Beyond providing necessary and essential information, labels and packaging must also be able to fulfil much more. There is a multifunctionality that needs to be exploited by adding vital data such as first opening, product originality and even participants’ compliance with the trial.

This is why technology has the power to add real value to IMP labelling and packaging. Using radio-frequency identification (RFID), near-field communication (NFC) and printed electronics to equip IMPs with smart labels will help track vital data. Monitoring when a product’s seal was broken or whether the correct dosage was administered at the right time are some of the delivered benefits. This technology can even act as a powerful aid in reminding participants to consume the IMPs through scheduled alarms linked to their smartphones or other mobile devices.

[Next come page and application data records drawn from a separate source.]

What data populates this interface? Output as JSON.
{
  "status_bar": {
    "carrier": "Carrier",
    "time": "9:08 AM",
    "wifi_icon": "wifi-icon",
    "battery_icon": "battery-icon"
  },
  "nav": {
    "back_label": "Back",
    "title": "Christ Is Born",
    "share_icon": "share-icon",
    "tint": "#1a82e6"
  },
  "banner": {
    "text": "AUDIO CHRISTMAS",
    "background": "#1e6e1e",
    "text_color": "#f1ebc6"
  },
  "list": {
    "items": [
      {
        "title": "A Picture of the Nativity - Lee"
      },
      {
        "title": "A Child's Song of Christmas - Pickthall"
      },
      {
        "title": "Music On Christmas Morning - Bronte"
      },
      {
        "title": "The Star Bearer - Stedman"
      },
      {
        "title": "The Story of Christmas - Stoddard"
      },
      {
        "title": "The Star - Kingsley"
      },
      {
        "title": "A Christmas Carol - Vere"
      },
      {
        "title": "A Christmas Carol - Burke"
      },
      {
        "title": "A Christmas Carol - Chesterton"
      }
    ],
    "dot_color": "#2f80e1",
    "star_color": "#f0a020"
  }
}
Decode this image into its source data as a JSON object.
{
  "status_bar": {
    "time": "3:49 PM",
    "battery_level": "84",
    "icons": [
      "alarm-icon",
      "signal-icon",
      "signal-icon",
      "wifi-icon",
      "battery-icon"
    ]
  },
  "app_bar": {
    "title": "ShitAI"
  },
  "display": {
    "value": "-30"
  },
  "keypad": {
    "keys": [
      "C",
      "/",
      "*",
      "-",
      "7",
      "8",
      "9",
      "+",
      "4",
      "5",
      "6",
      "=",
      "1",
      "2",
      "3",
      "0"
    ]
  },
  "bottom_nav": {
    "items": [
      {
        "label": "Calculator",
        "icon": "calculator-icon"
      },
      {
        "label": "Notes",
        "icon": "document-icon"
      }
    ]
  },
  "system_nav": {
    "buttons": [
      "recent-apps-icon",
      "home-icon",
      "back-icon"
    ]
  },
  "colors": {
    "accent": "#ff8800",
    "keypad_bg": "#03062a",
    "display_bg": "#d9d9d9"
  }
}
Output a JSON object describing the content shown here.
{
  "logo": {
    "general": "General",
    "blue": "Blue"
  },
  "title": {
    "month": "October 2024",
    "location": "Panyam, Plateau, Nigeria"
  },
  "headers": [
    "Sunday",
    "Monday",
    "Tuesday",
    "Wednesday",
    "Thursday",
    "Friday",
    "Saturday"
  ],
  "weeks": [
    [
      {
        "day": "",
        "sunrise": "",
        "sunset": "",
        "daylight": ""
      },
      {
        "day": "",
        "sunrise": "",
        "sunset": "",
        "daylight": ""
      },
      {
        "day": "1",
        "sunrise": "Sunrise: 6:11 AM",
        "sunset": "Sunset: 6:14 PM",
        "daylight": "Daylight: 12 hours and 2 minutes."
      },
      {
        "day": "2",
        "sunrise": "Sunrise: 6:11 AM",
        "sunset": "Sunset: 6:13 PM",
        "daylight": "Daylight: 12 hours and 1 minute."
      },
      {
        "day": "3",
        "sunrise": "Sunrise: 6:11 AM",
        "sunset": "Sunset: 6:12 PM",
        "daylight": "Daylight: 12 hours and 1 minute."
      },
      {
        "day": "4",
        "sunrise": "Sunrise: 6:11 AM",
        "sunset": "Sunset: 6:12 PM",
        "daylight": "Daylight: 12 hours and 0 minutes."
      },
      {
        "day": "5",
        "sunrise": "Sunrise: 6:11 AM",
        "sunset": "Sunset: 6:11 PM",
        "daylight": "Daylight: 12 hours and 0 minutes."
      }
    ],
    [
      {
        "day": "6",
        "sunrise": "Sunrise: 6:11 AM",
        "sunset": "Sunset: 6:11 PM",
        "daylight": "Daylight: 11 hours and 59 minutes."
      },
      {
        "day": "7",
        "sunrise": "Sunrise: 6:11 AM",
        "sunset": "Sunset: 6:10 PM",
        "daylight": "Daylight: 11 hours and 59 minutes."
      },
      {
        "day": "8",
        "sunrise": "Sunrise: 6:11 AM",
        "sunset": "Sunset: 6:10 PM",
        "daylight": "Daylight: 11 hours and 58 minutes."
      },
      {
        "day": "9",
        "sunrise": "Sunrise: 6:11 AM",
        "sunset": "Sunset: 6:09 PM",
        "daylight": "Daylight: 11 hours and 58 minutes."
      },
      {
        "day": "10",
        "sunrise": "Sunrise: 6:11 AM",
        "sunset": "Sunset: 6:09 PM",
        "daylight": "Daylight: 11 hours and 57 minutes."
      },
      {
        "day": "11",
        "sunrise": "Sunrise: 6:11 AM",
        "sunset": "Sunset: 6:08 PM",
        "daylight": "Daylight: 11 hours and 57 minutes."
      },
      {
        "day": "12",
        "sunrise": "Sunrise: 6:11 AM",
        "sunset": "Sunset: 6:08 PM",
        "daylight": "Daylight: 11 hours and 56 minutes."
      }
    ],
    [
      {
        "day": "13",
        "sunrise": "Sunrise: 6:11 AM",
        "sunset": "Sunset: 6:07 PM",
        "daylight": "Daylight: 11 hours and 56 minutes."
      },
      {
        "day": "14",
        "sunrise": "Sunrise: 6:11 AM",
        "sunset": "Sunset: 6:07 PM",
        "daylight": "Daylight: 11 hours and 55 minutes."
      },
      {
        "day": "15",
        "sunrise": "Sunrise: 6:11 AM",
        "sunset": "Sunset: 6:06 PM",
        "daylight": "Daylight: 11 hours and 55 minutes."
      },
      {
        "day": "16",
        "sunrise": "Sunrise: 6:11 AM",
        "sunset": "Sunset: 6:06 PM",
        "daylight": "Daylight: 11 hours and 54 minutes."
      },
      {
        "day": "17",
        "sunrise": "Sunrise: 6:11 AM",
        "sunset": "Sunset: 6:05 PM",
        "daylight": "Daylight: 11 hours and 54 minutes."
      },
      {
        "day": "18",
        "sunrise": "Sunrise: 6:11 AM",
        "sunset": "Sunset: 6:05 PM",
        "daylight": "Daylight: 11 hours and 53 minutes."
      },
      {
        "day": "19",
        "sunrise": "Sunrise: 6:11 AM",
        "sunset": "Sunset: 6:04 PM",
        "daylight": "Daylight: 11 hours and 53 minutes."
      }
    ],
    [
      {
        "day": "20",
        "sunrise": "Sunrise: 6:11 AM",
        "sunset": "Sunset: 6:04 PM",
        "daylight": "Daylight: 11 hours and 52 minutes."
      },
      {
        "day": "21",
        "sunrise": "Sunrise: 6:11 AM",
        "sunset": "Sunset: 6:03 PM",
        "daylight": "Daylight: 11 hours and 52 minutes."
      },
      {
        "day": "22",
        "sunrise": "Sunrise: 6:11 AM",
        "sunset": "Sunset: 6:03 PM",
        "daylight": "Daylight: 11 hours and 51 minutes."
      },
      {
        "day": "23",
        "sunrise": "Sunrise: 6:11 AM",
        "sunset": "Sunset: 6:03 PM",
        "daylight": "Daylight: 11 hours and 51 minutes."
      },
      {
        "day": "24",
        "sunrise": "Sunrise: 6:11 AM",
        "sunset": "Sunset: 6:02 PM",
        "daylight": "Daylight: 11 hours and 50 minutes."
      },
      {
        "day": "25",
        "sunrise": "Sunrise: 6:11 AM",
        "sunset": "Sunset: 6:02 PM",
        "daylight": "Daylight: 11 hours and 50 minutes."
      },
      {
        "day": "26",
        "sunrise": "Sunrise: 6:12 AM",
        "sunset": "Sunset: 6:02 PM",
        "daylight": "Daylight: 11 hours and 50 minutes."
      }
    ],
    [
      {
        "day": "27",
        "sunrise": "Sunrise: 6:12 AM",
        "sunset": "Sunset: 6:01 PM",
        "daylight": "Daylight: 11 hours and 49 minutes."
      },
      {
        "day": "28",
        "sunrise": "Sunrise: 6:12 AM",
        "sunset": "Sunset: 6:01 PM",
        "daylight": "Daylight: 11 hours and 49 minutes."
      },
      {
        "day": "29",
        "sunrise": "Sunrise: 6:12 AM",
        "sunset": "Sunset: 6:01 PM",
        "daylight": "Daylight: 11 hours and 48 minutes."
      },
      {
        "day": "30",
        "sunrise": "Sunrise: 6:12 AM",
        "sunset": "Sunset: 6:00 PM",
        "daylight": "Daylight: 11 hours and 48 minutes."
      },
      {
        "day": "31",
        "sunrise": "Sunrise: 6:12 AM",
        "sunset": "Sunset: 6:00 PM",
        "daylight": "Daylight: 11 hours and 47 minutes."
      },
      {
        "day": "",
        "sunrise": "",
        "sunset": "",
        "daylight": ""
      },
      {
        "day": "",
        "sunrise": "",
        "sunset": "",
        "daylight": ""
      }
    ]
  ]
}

There are cases where clinical trials require amendments either just before commencement or during the study. New data might mean IMPs are affected. Perhaps dosage can be increased or expiry dates can be extended. To overcome these changing requirements, just-in-time (JIT) production delivers much-needed flexibility for labelling and packaging. As Leak presented, JIT production allows labelling at the point of distribution, reduces cost and time required in multiple packaging runs, adheres to GMP processes, extends expiry dates and allows the most accurate cautions. It can also help in cases of limited supply where IMPs need to be pooled in a study.

Fortunately, those in need of medication no longer need to study a porcupine’s eating habits to discover treatment options for human ailments. The rigour of formal clinical trials replaces this guesswork, yet, they are not without risk. Studies have to meet stringent control conditions whereby IMPs are administered correctly. Choosing the right information to print on the hardiest labels is essential to ensuring safety of participants and the integrity of clinical trials.